About this task
Show all lines of the entries in which the word "Vendas" is found.

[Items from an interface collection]
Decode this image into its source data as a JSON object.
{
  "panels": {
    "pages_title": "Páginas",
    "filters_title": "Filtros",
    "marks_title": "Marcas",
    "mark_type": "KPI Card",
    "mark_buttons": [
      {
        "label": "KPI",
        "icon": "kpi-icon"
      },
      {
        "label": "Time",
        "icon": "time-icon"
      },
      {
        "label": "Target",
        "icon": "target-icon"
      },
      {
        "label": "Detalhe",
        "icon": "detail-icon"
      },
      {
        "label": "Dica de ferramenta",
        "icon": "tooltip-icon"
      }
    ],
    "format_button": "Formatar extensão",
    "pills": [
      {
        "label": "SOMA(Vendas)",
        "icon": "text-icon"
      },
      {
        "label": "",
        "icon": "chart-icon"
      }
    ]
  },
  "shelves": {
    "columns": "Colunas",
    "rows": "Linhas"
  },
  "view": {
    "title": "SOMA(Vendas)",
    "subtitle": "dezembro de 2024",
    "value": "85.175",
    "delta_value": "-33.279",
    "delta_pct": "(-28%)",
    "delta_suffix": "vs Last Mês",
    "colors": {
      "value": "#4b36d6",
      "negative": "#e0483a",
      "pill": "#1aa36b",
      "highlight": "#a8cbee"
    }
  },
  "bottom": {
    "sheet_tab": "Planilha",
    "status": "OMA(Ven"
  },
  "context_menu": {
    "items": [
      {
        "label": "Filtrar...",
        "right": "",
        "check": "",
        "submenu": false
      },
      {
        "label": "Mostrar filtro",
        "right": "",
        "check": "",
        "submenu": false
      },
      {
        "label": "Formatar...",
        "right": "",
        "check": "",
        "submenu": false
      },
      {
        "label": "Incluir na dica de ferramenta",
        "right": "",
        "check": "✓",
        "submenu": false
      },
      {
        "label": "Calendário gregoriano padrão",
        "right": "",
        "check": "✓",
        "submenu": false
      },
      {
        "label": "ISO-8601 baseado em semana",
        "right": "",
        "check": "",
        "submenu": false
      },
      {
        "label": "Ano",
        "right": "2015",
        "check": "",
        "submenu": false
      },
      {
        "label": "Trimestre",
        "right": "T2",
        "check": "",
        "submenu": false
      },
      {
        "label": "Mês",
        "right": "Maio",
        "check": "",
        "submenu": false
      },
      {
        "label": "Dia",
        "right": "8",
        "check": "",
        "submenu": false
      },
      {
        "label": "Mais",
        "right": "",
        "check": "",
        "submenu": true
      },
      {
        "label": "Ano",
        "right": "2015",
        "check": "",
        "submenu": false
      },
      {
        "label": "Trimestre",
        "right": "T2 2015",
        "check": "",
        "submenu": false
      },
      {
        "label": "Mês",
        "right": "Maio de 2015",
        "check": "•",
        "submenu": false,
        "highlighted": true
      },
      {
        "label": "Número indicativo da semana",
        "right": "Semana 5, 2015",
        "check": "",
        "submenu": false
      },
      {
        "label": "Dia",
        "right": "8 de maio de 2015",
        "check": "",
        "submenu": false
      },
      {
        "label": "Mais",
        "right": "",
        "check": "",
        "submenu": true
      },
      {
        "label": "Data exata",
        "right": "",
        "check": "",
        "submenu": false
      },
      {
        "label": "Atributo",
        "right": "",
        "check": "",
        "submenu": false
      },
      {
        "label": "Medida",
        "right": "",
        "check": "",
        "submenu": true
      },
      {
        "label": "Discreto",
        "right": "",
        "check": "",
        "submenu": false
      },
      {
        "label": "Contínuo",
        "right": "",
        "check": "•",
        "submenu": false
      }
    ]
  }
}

Problem solution
        "label": "SOMA(Vendas)",
    "title": "SOMA(Vendas)",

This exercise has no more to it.